And later on the same trip, yet another lake singing in the dark, across a lake, around a lake, the dark makes the walk, and farther on, we hear (Nathalie in a letter to her mother) “It was the only time I ever heard her sing.”
1850: in the Pyrenees, admiring the “grandiose savagery” of the mountains from the back of a horse that she and Nathalie shared in order to save money. “You have no idea how hard it was not to bring back a sheep and a goat.” That was on a later trip, 1853, from which they brought back an otter who would often get into the house and join Nathalie’s mother in bed.
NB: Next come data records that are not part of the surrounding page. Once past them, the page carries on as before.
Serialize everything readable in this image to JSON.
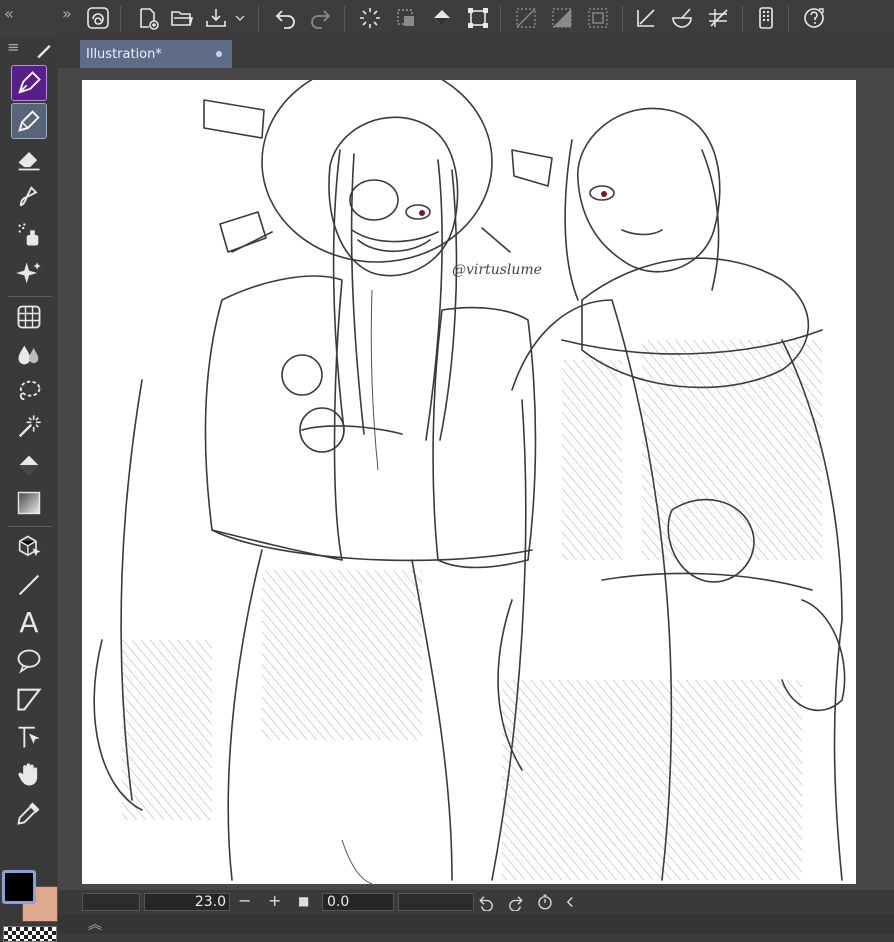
{
  "document": {
    "tab_title": "Illustration*",
    "signature": "@virtuslume"
  },
  "status": {
    "zoom_value": "23.0",
    "rotation_value": "0.0",
    "zoom_out_label": "−",
    "zoom_in_label": "+",
    "fit_label": "■"
  },
  "toolbar": {
    "text_tool_glyph": "A"
  },
  "colors": {
    "main": "#000000",
    "sub": "#e0a88c",
    "active_tool": "#5a1e8c",
    "selected_subtool": "#586478",
    "tab": "#5f6c87"
  }
}
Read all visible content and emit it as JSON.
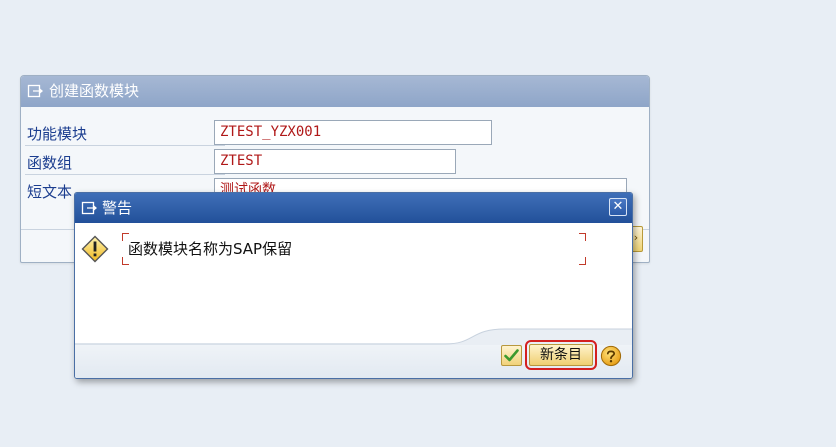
{
  "background_dialog": {
    "title": "创建函数模块",
    "fields": [
      {
        "label": "功能模块",
        "value": "ZTEST_YZX001"
      },
      {
        "label": "函数组",
        "value": "ZTEST"
      },
      {
        "label": "短文本",
        "value": "测试函数"
      }
    ]
  },
  "warning_popup": {
    "title": "警告",
    "message": "函数模块名称为SAP保留",
    "buttons": {
      "new_entry_label": "新条目"
    }
  },
  "icons": [
    "window-icon",
    "warning-icon",
    "close-icon",
    "checkmark-icon",
    "help-icon"
  ],
  "colors": {
    "popup_title_bar": "#2c5ba4",
    "field_label": "#1b3d8f",
    "field_value": "#b01818",
    "highlight_outline": "#d42020",
    "button_fill": "#f3d87f"
  }
}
Bonheur’s whole family were artists: her father, a devoted Saint-Simonian, who abandoned his family for the cause, leaving Rosa with the firm conviction that a woman should never let herself become dependent on a man, and all her siblings—two brothers, a sister, and a half-brother—they were all painters except for one, who was a sculptor, and four of her seven nieces and nephews. They often painted or sculpted each other, often in the studio, often in the act of creating an animal.
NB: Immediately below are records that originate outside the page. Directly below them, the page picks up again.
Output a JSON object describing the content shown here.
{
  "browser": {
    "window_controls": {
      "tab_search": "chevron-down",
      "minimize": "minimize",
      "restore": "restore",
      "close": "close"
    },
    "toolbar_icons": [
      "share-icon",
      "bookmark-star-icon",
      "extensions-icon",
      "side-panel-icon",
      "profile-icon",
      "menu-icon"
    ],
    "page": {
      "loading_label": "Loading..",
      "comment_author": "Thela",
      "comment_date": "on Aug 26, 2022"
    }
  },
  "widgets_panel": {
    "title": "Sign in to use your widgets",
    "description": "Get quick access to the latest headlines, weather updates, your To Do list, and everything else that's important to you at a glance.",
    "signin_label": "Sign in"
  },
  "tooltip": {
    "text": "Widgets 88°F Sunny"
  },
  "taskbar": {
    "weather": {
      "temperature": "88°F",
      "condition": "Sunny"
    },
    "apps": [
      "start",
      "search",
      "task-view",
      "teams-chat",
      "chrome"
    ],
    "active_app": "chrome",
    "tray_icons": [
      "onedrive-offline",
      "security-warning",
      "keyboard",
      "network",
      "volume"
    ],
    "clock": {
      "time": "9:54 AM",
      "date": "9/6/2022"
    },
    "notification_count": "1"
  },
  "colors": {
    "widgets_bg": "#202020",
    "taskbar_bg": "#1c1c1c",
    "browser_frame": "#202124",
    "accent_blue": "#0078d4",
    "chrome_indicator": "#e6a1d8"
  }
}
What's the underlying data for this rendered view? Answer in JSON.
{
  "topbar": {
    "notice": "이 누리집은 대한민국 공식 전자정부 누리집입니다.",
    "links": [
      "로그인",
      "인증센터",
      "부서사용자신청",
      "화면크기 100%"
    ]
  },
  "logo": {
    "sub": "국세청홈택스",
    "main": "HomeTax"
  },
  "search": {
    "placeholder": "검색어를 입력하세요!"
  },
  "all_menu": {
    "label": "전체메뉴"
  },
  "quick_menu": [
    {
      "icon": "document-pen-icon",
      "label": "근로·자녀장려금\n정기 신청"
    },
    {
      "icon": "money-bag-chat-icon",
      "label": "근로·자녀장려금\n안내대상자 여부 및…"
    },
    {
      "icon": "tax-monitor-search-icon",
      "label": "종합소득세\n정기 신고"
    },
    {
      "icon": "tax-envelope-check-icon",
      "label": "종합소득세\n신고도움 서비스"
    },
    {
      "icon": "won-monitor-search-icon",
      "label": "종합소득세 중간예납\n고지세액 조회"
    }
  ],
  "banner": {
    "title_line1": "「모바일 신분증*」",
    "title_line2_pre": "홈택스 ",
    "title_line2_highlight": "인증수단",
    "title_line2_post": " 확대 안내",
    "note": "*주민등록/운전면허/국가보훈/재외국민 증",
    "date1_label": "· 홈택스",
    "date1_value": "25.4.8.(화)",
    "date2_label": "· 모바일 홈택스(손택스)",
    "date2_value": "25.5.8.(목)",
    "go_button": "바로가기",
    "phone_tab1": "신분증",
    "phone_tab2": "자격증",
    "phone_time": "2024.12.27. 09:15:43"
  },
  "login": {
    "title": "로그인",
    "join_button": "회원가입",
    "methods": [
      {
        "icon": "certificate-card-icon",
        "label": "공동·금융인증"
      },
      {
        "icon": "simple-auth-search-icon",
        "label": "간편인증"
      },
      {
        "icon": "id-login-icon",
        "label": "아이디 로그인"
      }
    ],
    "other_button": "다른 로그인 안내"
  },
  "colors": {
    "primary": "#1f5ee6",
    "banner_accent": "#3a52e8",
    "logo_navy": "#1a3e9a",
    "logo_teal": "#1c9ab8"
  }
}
She bought the Chateau de By near Fontainebleau in 1860 with its own forests and the light barely making its way through the overlapping layers of overlapping leaves. Studies of trees and of the structure of light, the tiny grains that dust over all things and the fragile sound as they settle on stone. She sat down on a rock to sketch the pattern of cross-hatched branches, sitting motionless to see what passes.
Patch of shadow
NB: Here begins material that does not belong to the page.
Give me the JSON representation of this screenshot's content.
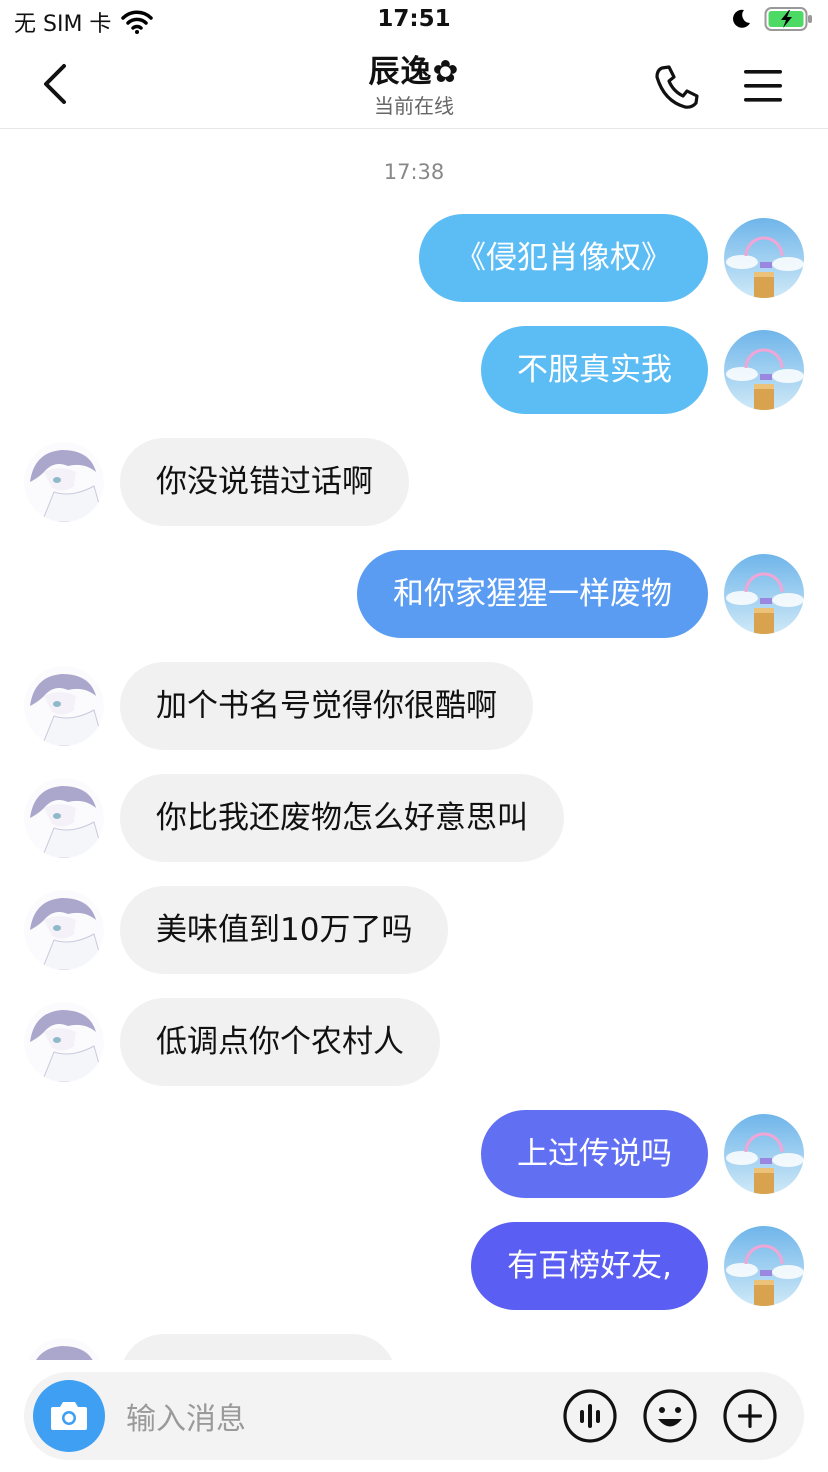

willow scratching across the surface of the pond.
Rosa Bonheur: pink happiness; the joy of the rose, naming her stag Jacques, her lioness Fatma, her boar Kiki, and so on . . . Bonheur’s animals are never metaphoric, never symbols for abstract concepts, but always distinct individuals standing for nothing but themselves.
The power, for instance, of the horses in one of her most famous paintings, The Horse Fair, 1853, a coiled musculature that almost cracks the canvas, the violence inherent, which could be considered a displacement of her own rebellious spirit, but the particularity of the face of each horse argues against such a projection and suggests instead an acute observation, a grasp of the irreducible actuality of each one.
And there’s a connection between her interest in “raising up the state of women” and her recognition of the souls and individualities of animals; in 19th century France, animals, like women, were entirely at the mercy of men. Often loved, yes, often deeply valued, but with a love and appreciation that could be revoked at any time and that did not suffer the need to be requited.
Which may also be related to her increasing drift beyond the domestic—animals largely separate from the human sphere. Herd of Deer in a Forrest, 1898, the year before she died, each one looking in a slightly different direction, and, as in Ploughing in the Nivernaise from so many years earlier, one looks directly at her, who doesn’t seem to surprise them. And countless studies in pencil, doves, fawns, their lines still alive.
After the Franco-Prussian war, it was lions (she had five all together, though not all at once), which amounted to a complex confluence of the domestic and the wild; thoroughly the latter, hers had all been transformed into the former. And mostly they didn’t live very long. But they lived peacefully, affectionately, padding softly around the house and grounds, terrifying the guests.
Cole Swensen has published 17 books of poetry, most recently On Walking On, Nighboat Books, 2017, and a chapbook, Gave, Omnidawn, 2017. Her books have been finalists twice for the Los Angeles Times Book Award and once for the National Book Award and have won the S.F. State Poetry Center Book Award, the Iowa Poetry Prize, and others. Also a translator of contemporary French poetry, prose, and art criticism, she divides her time between Paris and Providence, RI, where she teaches at Brown University.